Heilman, Robert B. “Wit and Witchcraft: an Approach to Othello.” Shakespeare: Modern Essays in Criticism. Ed. Leonard F. Dean. Rev. Ed. Rpt. from The Sewanee Review, LXIV, 1 (Winter 1956), 1-4, 8-10; and Arizona Quarterly (Spring 1956), pp.5-16.
Mack, Maynard. Everybody’s Shakespeare: Reflections Chiefly on the Tragedies. Lincoln, NB: University of Nebraska Press, 1993.

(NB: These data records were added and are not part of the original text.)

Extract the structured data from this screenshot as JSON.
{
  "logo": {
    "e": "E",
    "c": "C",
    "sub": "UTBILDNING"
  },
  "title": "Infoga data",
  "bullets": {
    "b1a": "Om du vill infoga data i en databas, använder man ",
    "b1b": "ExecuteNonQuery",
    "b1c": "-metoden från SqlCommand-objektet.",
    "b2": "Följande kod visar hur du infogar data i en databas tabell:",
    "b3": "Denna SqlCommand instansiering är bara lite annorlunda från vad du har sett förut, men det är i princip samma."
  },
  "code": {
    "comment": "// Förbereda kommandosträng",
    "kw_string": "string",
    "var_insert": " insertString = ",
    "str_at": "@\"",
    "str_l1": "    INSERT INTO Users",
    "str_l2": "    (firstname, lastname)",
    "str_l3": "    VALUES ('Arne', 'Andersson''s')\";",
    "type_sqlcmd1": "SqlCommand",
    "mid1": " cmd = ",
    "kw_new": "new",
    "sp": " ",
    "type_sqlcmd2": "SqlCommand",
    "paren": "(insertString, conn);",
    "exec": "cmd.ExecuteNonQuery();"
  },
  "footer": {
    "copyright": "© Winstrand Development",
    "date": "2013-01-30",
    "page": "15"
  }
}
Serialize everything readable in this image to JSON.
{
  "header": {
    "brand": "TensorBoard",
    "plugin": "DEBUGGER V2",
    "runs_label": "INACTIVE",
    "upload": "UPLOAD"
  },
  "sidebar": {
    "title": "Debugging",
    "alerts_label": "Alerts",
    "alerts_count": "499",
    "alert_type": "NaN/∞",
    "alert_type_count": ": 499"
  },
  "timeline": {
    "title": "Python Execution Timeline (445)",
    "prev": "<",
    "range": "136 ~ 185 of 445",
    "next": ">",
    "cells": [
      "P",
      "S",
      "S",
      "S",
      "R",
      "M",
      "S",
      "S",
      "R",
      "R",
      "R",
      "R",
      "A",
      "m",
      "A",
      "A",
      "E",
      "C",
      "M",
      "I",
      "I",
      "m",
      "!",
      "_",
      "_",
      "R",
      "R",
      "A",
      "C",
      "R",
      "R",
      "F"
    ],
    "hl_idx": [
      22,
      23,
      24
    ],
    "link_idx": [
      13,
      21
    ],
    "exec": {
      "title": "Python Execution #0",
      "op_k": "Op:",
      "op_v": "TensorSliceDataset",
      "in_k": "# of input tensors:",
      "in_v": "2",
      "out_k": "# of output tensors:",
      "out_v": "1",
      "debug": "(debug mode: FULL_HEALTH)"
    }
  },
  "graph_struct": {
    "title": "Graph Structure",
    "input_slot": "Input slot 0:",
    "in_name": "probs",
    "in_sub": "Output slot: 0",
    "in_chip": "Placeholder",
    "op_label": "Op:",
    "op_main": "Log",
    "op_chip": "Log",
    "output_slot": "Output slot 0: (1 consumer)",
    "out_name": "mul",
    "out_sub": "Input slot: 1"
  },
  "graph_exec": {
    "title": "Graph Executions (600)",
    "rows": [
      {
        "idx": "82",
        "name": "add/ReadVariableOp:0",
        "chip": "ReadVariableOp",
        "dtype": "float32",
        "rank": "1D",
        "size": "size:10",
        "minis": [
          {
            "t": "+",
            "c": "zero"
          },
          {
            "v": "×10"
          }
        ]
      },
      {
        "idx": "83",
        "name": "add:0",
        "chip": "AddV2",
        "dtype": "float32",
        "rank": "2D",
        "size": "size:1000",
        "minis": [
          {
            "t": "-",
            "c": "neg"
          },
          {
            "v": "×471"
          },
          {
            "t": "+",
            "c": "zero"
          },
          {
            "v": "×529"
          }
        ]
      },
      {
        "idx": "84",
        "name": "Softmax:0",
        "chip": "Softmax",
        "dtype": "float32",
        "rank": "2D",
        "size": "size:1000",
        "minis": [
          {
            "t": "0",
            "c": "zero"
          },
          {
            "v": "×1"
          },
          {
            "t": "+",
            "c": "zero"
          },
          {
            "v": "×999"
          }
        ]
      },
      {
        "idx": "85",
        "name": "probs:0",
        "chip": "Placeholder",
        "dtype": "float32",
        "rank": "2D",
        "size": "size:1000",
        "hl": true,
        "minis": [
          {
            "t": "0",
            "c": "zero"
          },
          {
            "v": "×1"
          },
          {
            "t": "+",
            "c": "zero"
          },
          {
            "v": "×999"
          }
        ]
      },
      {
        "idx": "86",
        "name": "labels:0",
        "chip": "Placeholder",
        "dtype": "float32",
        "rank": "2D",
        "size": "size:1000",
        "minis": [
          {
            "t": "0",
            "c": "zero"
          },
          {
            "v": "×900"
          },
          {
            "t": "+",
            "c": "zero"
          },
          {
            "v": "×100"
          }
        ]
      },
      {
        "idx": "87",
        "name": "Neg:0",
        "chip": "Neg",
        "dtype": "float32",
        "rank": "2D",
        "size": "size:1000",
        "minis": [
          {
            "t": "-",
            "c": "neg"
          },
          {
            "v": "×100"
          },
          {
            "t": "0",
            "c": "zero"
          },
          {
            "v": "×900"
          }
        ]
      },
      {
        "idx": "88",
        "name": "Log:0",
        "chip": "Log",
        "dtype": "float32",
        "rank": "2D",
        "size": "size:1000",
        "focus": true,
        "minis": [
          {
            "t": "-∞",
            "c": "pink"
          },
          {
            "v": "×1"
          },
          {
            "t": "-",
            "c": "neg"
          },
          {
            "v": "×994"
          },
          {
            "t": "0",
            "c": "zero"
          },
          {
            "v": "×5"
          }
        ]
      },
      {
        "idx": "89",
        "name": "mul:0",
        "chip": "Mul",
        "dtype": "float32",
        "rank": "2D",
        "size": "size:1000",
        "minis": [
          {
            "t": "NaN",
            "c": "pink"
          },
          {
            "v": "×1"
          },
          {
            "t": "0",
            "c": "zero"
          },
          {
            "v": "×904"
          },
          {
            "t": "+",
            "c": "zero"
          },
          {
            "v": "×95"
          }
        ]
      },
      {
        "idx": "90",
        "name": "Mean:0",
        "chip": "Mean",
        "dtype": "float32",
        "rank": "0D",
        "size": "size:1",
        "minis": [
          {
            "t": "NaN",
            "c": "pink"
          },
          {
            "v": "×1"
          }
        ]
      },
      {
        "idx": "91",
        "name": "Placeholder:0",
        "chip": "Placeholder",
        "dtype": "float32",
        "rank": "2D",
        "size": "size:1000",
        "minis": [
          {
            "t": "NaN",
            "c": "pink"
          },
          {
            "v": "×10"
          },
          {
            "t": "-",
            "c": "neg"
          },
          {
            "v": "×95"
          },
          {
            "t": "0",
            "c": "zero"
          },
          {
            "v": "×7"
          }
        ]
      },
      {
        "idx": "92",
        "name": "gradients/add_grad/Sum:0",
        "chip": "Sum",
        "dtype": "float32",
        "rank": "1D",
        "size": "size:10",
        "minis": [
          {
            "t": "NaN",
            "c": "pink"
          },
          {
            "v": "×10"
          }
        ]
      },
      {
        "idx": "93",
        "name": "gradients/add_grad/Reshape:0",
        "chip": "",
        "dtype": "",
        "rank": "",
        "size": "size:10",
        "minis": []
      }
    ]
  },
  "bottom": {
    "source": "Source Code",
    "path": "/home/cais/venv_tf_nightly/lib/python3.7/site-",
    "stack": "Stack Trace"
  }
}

Muir, Kenneth. Introduction. William Shakespeare: Othello. New York: Penguin Books, 1968.
Shakespeare, William. Othello. In The Electric Shakespeare. Princeton University. 1996. http://www.eiu.edu/~multilit/studyabroad/othello/othello_all.html No line nos.
Wilson, H. S. On the Design of Shakespearean Tragedy. Canada: University of Toronto Press, 1957.